Most accommodation is in restored farmhouses and cottages scattered throughout the park, which have been comfortably furnished and all have a fireplace, hearth, or wood-fired stove for winter warmth. There’s no electricity so candles and paraffin lanterns are the only source of light, and warm water is from a wood-fired donkey boiler or gas geyser. There are also five purpose-built cottages at Elandsberg with views towards the Roggeveld escarpment. They sleep four or six, are nicely equipped and have a plunge pool and covered braai area.
There are six bush campsites in the park but no facilities so you must be totally self-sufficient and what you take in must come out.
What not to forget
Puncture kit, pump, binoculars, bird, plant and animal guides, sun hat, sun-screen in summer, and warm clothing in winter. If you’re camping don’t forget water, spade, wood, and everything else you need to self-sufficient.
If you enjoy getting out there to see what you can see you can run up quite a mileage so keep an eye on the fuel gauge. Park headquarters sells diesel otherwise the closest refuelling towns are Middelpos, Ceres, Calvinia, and Sutherland, none of which are in reach once the reserve light comes on.

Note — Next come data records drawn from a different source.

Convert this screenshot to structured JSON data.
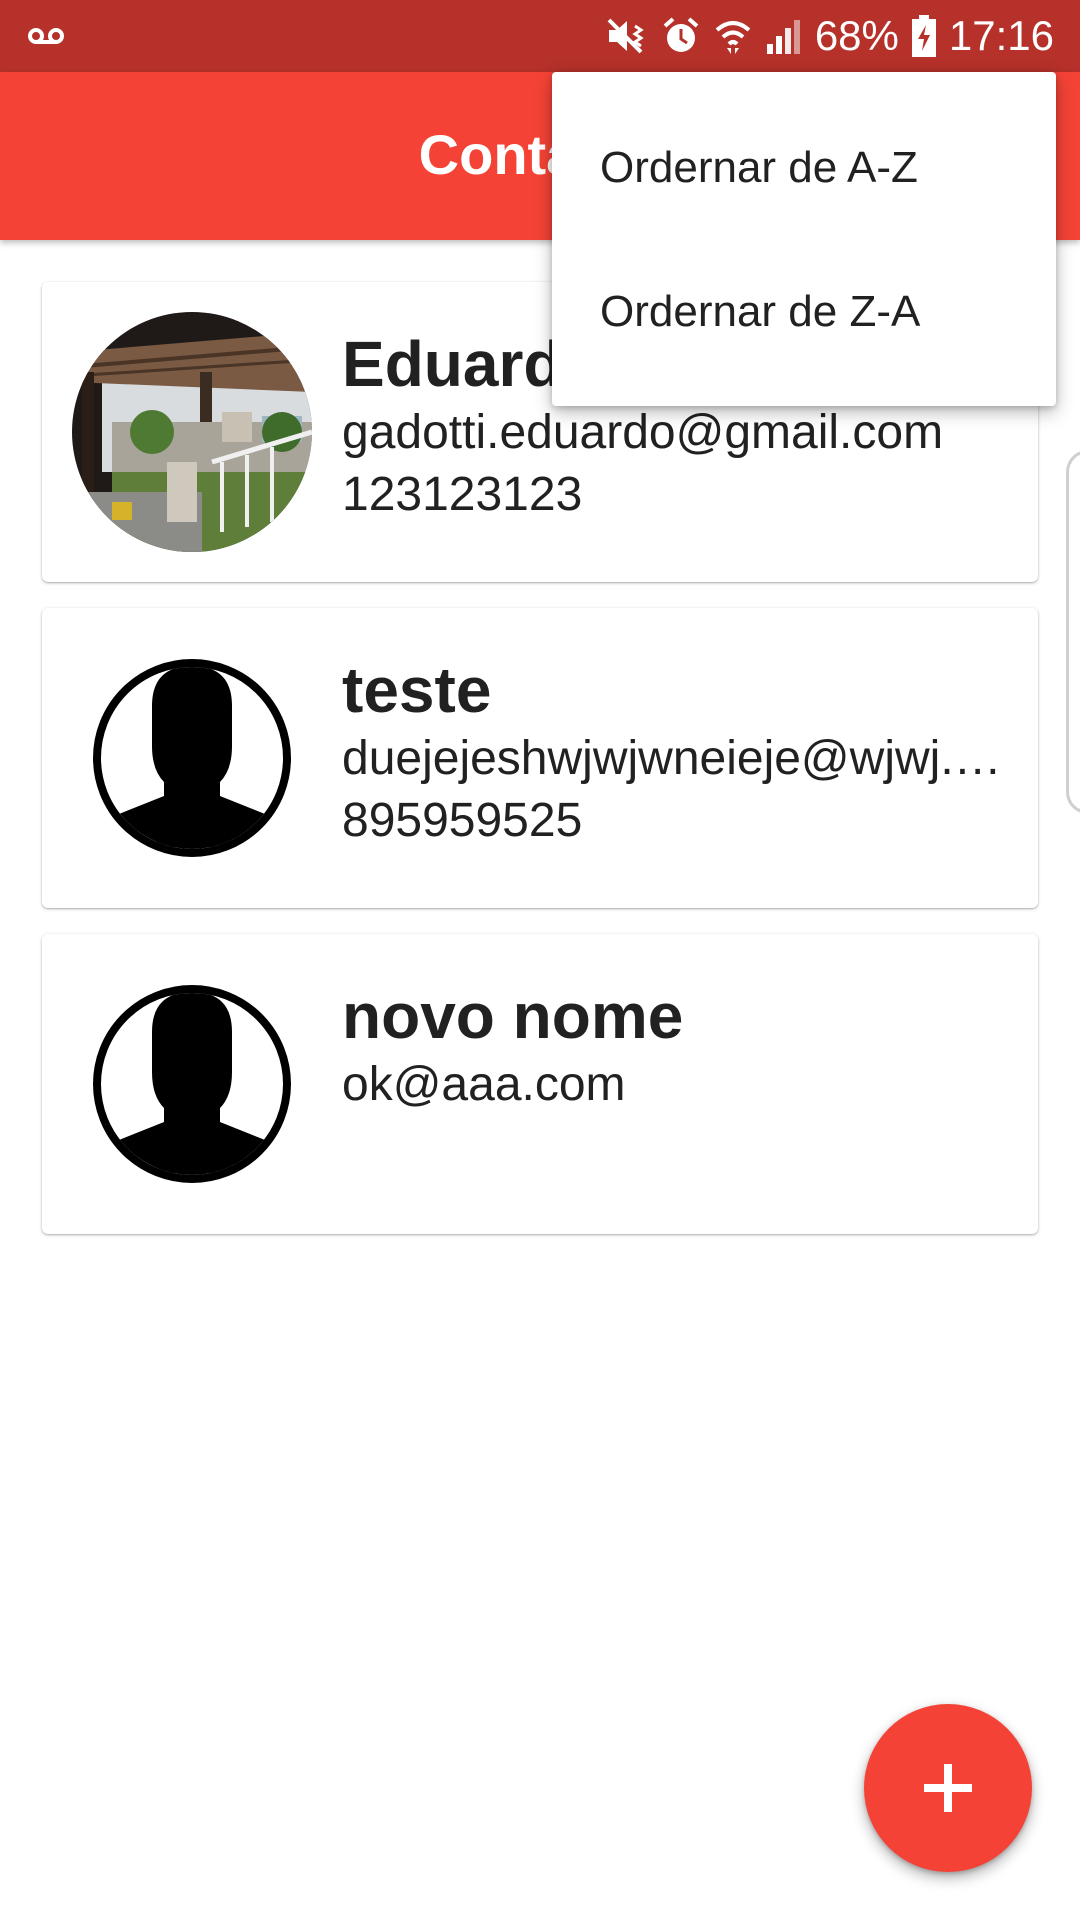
{
  "status_bar": {
    "battery_percent": "68%",
    "time": "17:16",
    "icons": [
      "voicemail-icon",
      "mute-vibrate-icon",
      "alarm-icon",
      "wifi-icon",
      "signal-icon",
      "battery-charging-icon"
    ]
  },
  "app_bar": {
    "title": "Contatos",
    "color": "#f44336"
  },
  "overflow_menu": {
    "items": [
      {
        "label": "Ordernar de A-Z"
      },
      {
        "label": "Ordernar de Z-A"
      }
    ]
  },
  "contacts": [
    {
      "name": "Eduardo",
      "email": "gadotti.eduardo@gmail.com",
      "phone": "123123123",
      "avatar": "photo"
    },
    {
      "name": "teste",
      "email": "duejejeshwjwjwneieje@wjwj.com",
      "phone": "895959525",
      "avatar": "default-person-icon"
    },
    {
      "name": "novo nome",
      "email": "ok@aaa.com",
      "phone": "",
      "avatar": "default-person-icon"
    }
  ],
  "fab": {
    "icon": "plus-icon",
    "color": "#f44336"
  }
}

For further information and to book accommodation you can contact the park direct on 027 341-1927 or email [email protected]. Or call central reservations in Cape Town on 021 552-0008 or Pretoria 012 428-9111; email [email protected], or log on to www.sanparks.org.